╭─ Data provided

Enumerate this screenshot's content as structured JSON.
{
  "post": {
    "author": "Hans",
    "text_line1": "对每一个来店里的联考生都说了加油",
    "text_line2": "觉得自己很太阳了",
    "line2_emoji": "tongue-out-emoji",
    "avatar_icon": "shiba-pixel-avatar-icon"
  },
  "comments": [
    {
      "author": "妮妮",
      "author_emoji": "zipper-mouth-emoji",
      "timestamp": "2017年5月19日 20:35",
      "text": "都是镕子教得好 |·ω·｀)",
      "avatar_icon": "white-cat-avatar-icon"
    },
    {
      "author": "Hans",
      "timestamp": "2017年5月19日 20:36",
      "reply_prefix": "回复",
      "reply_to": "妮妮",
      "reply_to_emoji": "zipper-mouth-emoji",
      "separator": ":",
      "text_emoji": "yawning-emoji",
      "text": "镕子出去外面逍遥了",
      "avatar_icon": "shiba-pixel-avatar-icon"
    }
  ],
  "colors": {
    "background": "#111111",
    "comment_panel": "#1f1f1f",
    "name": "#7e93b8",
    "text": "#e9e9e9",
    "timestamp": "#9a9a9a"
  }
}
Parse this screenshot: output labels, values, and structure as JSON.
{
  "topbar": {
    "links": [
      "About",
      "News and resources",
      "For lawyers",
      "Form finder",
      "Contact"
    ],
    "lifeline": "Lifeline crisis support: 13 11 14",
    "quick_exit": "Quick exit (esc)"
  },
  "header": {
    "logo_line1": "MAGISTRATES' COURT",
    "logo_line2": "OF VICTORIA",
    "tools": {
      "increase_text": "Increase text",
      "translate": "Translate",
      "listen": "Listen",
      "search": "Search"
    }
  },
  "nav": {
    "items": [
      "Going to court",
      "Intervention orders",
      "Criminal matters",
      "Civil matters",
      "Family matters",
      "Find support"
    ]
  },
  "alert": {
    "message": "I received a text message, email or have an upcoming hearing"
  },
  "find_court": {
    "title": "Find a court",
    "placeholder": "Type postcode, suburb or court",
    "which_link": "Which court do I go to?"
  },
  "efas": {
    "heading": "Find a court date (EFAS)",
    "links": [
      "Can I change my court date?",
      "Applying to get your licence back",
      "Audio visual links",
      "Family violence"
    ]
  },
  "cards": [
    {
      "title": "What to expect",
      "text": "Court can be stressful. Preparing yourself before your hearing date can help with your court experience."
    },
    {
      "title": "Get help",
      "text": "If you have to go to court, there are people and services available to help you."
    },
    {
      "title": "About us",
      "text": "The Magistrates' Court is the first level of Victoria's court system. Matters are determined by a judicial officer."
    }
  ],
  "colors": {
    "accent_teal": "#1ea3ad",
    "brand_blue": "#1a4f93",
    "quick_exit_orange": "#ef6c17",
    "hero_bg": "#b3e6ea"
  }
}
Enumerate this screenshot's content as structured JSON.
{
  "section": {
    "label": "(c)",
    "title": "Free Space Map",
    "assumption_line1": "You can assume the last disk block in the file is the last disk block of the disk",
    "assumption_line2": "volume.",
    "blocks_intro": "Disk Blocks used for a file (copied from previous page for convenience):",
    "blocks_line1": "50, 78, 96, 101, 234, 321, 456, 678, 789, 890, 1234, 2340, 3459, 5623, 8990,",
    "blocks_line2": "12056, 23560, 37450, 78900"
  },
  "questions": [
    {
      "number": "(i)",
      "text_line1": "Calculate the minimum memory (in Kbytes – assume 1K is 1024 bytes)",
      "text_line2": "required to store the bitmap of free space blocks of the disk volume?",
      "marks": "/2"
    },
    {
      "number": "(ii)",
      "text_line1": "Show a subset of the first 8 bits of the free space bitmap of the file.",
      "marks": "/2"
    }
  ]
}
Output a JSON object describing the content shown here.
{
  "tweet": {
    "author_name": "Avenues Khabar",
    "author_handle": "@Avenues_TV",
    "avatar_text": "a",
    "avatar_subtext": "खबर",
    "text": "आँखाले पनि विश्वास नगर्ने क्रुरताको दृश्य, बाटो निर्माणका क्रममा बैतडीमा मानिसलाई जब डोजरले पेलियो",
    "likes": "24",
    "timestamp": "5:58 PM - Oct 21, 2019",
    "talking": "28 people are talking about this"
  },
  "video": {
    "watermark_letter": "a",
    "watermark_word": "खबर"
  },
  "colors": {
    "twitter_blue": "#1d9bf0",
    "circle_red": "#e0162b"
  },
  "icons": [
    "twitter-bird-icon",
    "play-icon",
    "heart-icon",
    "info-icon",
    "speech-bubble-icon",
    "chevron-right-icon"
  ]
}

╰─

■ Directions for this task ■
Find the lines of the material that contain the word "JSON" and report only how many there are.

■ Result of this exercise ■
4